The Hunt is a fun action survival from 2020, written by the excellent Damon Lindelof, famous author of many episodes of Lost.
The story begins with a group of men and women who wake up in a forest with no memory of their arrival.
It seems they don’t know each other and have no idea why they are there or how they got there.
Later, they become even more confused when they find a chest containing a lot of weapons inside.
It all becomes immediately apparent when some strangers start shooting at them from a distance in the middle of the trees.
As these strangers begin to slaughter them one by one, they become human prey for these mysterious hunters.
In a short time, these folks exterminate almost the entire group until only a very few survivors remain.
A taciturn and lonely woman is the only one with the will and the proper training to fight.
Meeting other characters who have escaped the initial attack, they try to figure out where they are and who wants to kill them.
They slowly realize that these hunters have been watching them for a long time and that it is personal.
For years these gentlemen waited for the right opportunity to take revenge on a mistake that ruined their lives forever.
At that point, there is nothing left to do but fight to the end against this mysterious force with unknown motivations.
However, they will not know who to trust since not everyone is what they say they are.
When Little Red Riding Hood has a machine gun
If The Hunt were a fairytale-like Little Red Riding Hood, this time it would be the wolf to worry about.
Actually, if we must make a comparison, it is more appropriate to do so with the old book Animal Farm.

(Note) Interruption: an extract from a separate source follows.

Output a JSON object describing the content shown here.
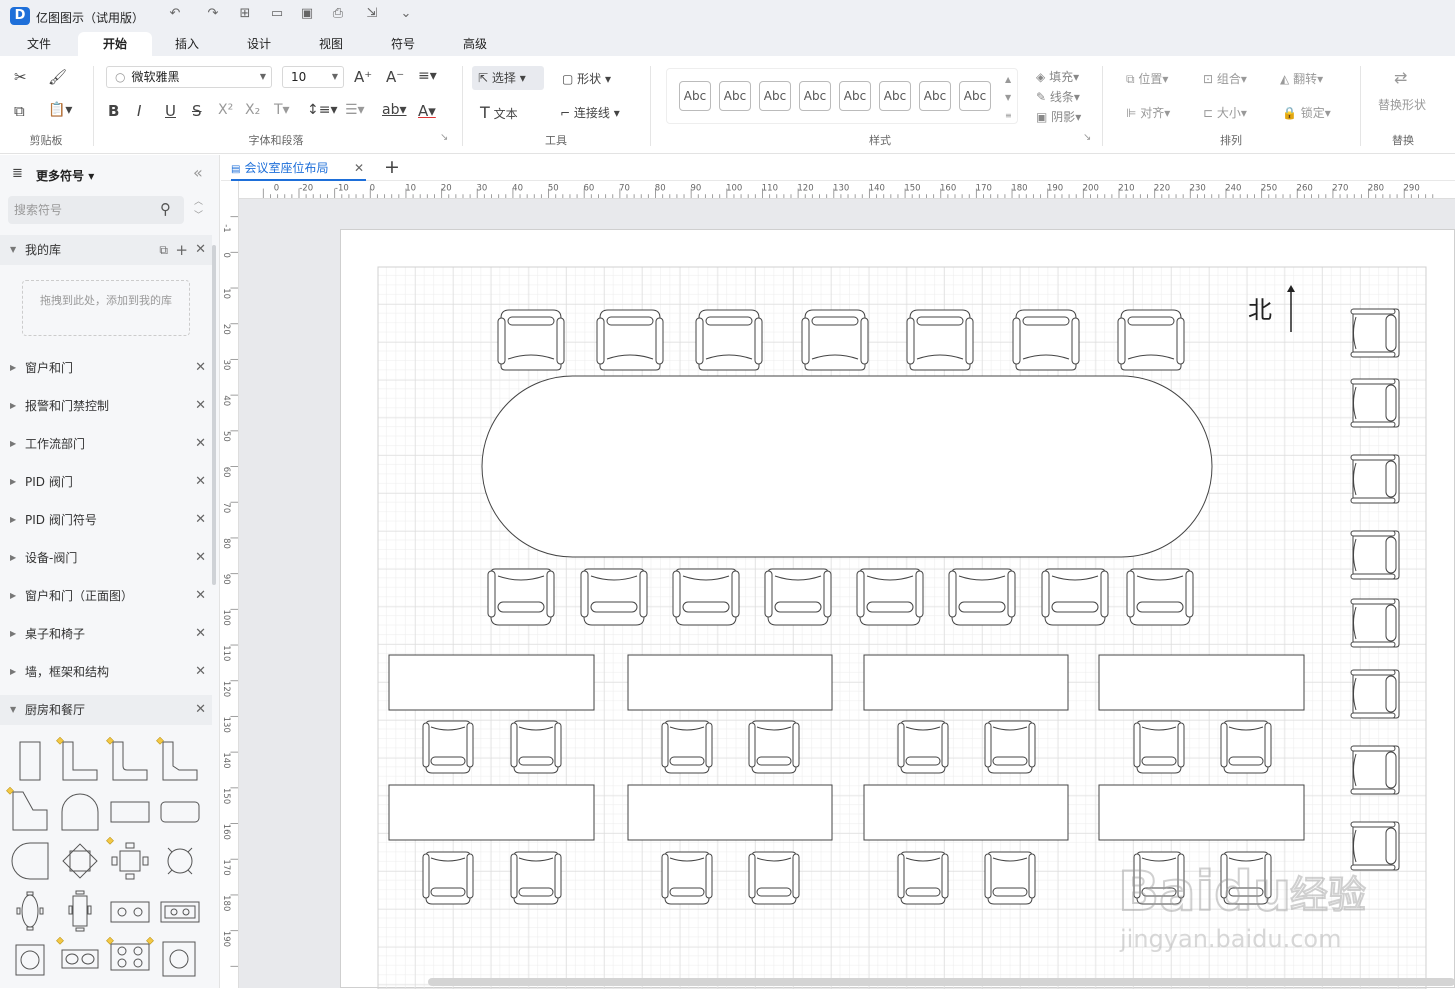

Indeed, the various characters quote George Orwell‘s work several times, and a small pig is a famous quote.
If the book was a childish but cruel and intelligent metaphor of the power of gossip, this movie is no less.
All the violence and revenge come from a silly discussion on social networks, which eventually escalates into a tragedy.

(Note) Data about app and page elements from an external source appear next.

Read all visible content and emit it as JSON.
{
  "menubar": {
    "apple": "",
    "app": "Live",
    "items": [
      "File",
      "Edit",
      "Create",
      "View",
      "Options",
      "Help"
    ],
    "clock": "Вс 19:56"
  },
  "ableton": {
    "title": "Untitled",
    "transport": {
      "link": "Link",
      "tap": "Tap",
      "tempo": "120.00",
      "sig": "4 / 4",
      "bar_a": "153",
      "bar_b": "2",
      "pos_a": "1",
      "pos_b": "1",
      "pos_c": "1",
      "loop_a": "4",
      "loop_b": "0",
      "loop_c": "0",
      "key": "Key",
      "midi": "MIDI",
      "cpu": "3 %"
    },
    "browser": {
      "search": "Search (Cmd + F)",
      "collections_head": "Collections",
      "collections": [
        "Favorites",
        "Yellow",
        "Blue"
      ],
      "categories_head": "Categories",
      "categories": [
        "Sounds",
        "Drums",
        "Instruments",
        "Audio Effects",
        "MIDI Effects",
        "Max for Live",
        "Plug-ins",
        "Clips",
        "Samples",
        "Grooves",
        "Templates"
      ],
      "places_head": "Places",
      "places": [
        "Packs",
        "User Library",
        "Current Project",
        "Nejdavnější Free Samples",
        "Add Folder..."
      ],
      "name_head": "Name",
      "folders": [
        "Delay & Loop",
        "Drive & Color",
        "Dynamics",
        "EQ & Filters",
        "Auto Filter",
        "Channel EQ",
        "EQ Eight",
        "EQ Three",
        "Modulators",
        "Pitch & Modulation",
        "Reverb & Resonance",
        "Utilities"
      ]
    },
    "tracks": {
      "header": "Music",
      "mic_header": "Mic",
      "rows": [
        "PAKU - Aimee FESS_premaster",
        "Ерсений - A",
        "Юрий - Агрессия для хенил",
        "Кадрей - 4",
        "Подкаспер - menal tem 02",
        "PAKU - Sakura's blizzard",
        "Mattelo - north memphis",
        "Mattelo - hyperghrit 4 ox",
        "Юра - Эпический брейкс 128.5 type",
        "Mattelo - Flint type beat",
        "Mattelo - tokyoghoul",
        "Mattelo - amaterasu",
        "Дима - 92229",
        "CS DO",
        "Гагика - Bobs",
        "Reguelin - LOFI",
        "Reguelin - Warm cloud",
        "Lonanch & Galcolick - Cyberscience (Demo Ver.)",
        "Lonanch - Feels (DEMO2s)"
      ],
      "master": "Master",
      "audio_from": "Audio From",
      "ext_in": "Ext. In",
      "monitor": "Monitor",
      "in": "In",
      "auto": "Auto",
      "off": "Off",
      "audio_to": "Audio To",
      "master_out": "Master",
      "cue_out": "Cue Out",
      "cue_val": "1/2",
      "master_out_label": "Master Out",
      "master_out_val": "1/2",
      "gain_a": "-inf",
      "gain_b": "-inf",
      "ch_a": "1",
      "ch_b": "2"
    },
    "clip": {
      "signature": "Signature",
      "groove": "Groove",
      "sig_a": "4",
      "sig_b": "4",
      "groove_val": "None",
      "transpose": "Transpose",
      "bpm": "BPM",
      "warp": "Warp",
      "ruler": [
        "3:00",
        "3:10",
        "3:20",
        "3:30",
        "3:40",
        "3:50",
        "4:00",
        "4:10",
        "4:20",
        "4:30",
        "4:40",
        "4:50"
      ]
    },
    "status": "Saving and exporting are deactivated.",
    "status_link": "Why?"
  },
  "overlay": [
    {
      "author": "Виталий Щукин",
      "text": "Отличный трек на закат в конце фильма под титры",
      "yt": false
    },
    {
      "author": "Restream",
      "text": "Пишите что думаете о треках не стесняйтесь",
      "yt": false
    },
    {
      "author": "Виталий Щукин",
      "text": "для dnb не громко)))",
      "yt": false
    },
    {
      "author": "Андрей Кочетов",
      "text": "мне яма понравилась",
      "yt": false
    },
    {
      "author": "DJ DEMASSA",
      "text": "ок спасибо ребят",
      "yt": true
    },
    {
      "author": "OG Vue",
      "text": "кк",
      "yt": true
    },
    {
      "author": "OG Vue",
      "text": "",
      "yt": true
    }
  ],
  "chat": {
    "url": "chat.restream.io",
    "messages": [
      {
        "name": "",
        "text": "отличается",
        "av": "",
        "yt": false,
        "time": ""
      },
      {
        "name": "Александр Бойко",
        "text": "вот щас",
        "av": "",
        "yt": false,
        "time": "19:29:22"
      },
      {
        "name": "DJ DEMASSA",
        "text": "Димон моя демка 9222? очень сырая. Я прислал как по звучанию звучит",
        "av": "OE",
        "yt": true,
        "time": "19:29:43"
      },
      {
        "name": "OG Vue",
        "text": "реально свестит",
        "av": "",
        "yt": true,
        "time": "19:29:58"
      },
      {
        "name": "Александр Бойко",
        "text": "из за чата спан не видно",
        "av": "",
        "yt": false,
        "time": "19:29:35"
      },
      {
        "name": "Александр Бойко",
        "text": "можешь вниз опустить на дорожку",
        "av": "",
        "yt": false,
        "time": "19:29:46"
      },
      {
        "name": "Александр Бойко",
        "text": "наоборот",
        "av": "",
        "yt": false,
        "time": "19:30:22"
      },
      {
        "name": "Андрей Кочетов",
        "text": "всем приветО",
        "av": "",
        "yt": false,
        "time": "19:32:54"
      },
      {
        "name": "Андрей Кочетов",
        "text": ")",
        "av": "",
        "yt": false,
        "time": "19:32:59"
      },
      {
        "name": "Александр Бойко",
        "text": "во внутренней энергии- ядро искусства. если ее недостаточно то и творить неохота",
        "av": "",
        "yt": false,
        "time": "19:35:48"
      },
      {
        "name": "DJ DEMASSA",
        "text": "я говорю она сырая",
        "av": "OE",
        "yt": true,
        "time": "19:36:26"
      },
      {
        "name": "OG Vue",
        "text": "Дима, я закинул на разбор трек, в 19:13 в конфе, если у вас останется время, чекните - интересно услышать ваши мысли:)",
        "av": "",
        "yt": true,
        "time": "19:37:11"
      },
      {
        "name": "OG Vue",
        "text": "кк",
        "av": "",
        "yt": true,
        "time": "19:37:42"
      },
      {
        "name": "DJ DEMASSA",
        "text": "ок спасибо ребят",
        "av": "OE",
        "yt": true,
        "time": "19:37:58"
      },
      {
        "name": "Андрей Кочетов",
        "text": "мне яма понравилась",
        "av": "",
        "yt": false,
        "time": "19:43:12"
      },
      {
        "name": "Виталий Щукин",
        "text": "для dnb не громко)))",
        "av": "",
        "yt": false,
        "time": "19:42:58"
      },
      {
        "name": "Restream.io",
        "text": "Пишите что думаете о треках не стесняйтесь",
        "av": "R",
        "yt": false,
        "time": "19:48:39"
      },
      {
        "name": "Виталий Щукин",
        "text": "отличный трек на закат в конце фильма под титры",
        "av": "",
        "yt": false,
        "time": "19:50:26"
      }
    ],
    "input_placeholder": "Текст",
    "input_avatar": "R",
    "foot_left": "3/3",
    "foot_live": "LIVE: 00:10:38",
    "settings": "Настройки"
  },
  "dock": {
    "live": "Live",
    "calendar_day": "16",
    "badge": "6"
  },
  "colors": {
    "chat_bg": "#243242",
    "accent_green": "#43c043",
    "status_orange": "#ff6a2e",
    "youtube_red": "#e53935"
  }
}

However, the story’s mood is cheerful and ironic, outlining a funny context even if full of stupidity and wickedness.
The action scenes alternate with proper rhythm to portray the characters, flowing smoothly from one to the other.
Describing them briefly but effectively creates a small group of heroes and anti-heroes, each with their reason to exist.

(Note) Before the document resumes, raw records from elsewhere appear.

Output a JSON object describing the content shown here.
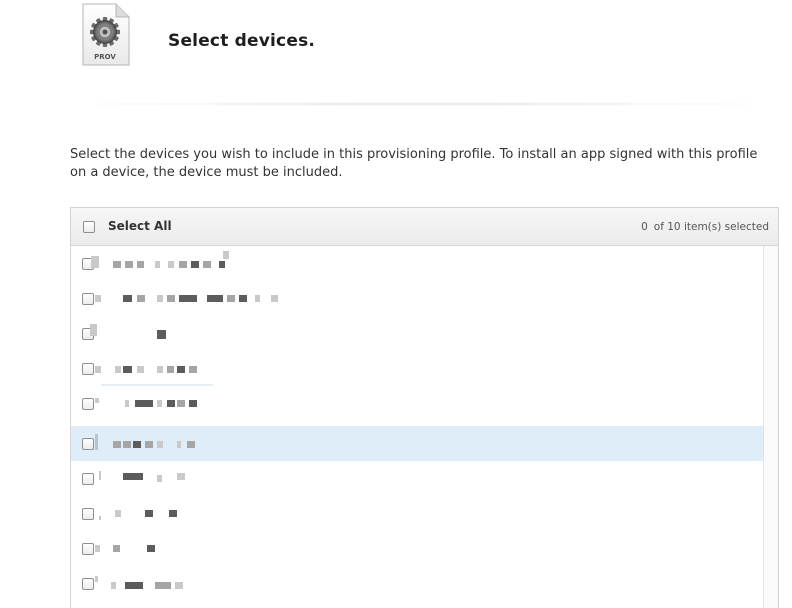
{
  "header": {
    "icon_label": "PROV",
    "icon_name": "provisioning-profile-gear-icon",
    "title": "Select devices."
  },
  "description": "Select the devices you wish to include in this provisioning profile. To install an app signed with this profile on a device, the device must be included.",
  "device_list": {
    "select_all_label": "Select All",
    "selected_count": "0",
    "count_suffix": "of 10 item(s) selected",
    "rows": [
      {
        "checked": false,
        "selected": false,
        "name_redacted": true
      },
      {
        "checked": false,
        "selected": false,
        "name_redacted": true
      },
      {
        "checked": false,
        "selected": false,
        "name_redacted": true
      },
      {
        "checked": false,
        "selected": false,
        "name_redacted": true
      },
      {
        "checked": false,
        "selected": false,
        "name_redacted": true
      },
      {
        "checked": false,
        "selected": true,
        "name_redacted": true
      },
      {
        "checked": false,
        "selected": false,
        "name_redacted": true
      },
      {
        "checked": false,
        "selected": false,
        "name_redacted": true
      },
      {
        "checked": false,
        "selected": false,
        "name_redacted": true
      },
      {
        "checked": false,
        "selected": false,
        "name_redacted": true
      }
    ]
  },
  "colors": {
    "row_highlight": "#deedf7",
    "header_bg": "#efefef",
    "title_text": "#1e1e1e",
    "body_text": "#333333"
  }
}
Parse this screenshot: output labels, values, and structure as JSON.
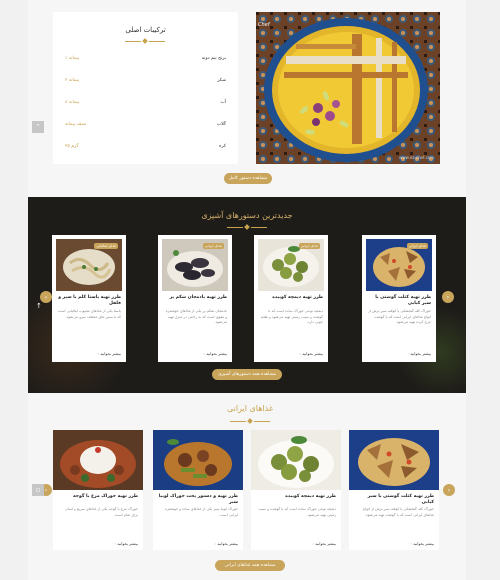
{
  "ingredients": {
    "title": "ترکیبات اصلی",
    "items": [
      {
        "name": "برنج نیم دونه",
        "qty": "۱ پیمانه"
      },
      {
        "name": "شکر",
        "qty": "۲ پیمانه"
      },
      {
        "name": "آب",
        "qty": "۸ پیمانه"
      },
      {
        "name": "گلاب",
        "qty": "نصف پیمانه"
      },
      {
        "name": "کره",
        "qty": "۲۵ گرم"
      }
    ]
  },
  "photo": {
    "logo": "Chef",
    "watermark": "www.ez-chef.com"
  },
  "top_button": "مشاهده دستور کامل",
  "latest": {
    "title": "جدیدترین دستورهای آشپزی",
    "more_label": "بیشتر بخوانید",
    "all_button": "مشاهده همه دستورهای آشپزی",
    "cards": [
      {
        "badge": "غذای ایرانی",
        "title": "طرز تهیه کتلت گوشتی با سیر کبابی",
        "desc": "خوراک کله گنجشکی یا کوفته سیر ترش از انواع غذاهای ایرانی است که با گوشت چرخ کرده تهیه می‌شود."
      },
      {
        "badge": "غذای ایرانی",
        "title": "طرز تهیه دیمچه کوبیده",
        "desc": "دیمچه نوعی خوراک ساده است که با گوشت و سیب زمینی تهیه می‌شود و طعم خوبی دارد."
      },
      {
        "badge": "غذای ایرانی",
        "title": "طرز تهیه بادمجان شکم پر",
        "desc": "بادمجان شکم پر یکی از غذاهای خوشمزه و مقوی است که به راحتی در منزل تهیه می‌شود."
      },
      {
        "badge": "غذای ایتالیایی",
        "title": "طرز تهیه پاستا کلم با سیر و فلفل",
        "desc": "پاستا یکی از غذاهای محبوب ایتالیایی است که با سس های مختلف سرو می‌شود."
      }
    ]
  },
  "iranian": {
    "title": "غذاهای ایرانی",
    "more_label": "بیشتر بخوانید",
    "all_button": "مشاهده همه غذاهای ایرانی",
    "cards": [
      {
        "title": "طرز تهیه کتلت گوشتی با سیر کبابی",
        "desc": "خوراک کله گنجشکی یا کوفته سیر ترش از انواع غذاهای ایرانی است که با گوشت تهیه می‌شود."
      },
      {
        "title": "طرز تهیه دیمچه کوبیده",
        "desc": "دیمچه نوعی خوراک ساده است که با گوشت و سیب زمینی تهیه می‌شود."
      },
      {
        "title": "طرز تهیه و دستور پخت خوراک لوبیا سبز",
        "desc": "خوراک لوبیا سبز یکی از غذاهای ساده و خوشمزه ایرانی است."
      },
      {
        "title": "طرز تهیه خوراک مرغ با گوجه",
        "desc": "خوراک مرغ با گوجه یکی از غذاهای سریع و آسان برای شام است."
      }
    ]
  }
}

In addition, the story moves continuously through various locations, succeeding each time to displace with something unexpected.
Just as it changes where the action takes place, the relationships between the various protagonists also vary on each occasion.
Until the end, there is uncertainty about who they are, maybe hunters pretending to be victims or people who want to help.
In summary, Damon Lindelof writes a simple story in a cleverly complicated way, clearly enjoying the heck out of it.
Also, by wisely stretching the tension to the end, he wisely doesn’t waste a minute on unnecessary and boring scenes.
Effective, simple and straightforward entertainment
Craig Zobel directs a bloody and fun action survival where, at first, it’s almost hard to figure out who the protagonist is.
Indeed, the director begins by switching between different characters, following a series of victims punctually shot down one by one.
Then when we finally arrive at Betty Gilpin, the atmosphere shifts from ironic anarchy to total explosive madness.
Initially a victim like the others, the woman quickly reverses her role, becoming an implacable hunter.
Ironic and intelligent, she never lets her enemies manipulate or trap her in the deceptions they have prepared.
Although she is masculine and aggressive in attitude, we also see her beauty for a brief moment in the finale.
Those few minutes, though, remain imprinted, and we can admire her as a gorgeous blonde in a fancy dress.
As her nemesis, there is the perfect Hilary Swank, the cunning and ruthless hunters leader, who is otherwise all stupid and arrogant.
She’s not coincidentally the only one standing up to the protagonist, even if she doesn’t meet her before the end.
It is a climax where we compare these women’s cunning and strength in a final hysterical fight with no rules.
Through her unique training and tenacity equal to that of the protagonist, she too stands out from the rest.
Moreover, she will explain the reason for this elaborate and bloody revenge, making sense of everything we’ve seen.
The Hunt is one of the best screenplays of Damon Lindelof, already the author of Prometheus and Star Trek Into Darkness.
An ancient fable that deals with ancient feelings and grudges, yet in a modern way exploiting the popular action genre.